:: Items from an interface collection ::
══════════════════════════════

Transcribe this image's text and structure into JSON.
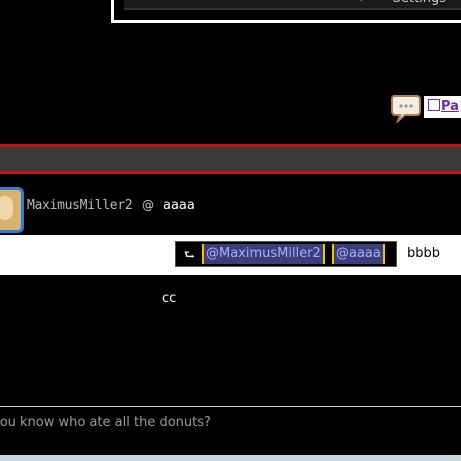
{
  "header": {
    "settings_arrow": "›",
    "settings_label": "Settings"
  },
  "toolbar": {
    "chat_icon": "speech-bubble-icon",
    "page_link_label": "Pa"
  },
  "message": {
    "username": "MaximusMiller2",
    "reply_symbol": "@",
    "text": "aaaa"
  },
  "reply": {
    "icon": "reply-arrow-icon",
    "mention_1": "@MaximusMiller2",
    "mention_2": "@aaaa",
    "text": "bbbb"
  },
  "followup": {
    "text": "cc"
  },
  "composer": {
    "placeholder": "you know who ate all the donuts?"
  },
  "colors": {
    "background": "#000000",
    "red_bar": "#c41414",
    "mention_bg": "#3a3f7a",
    "mention_border": "#f0c400",
    "avatar_border": "#2a7fd4",
    "link": "#6a2ca8"
  }
}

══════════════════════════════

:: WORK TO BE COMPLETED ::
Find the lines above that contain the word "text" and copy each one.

:: EXERCISE RESPONSE ::
Transcribe this image's text and structure into JSON.
    "text": "aaaa"
    "text": "bbbb"
    "text": "cc"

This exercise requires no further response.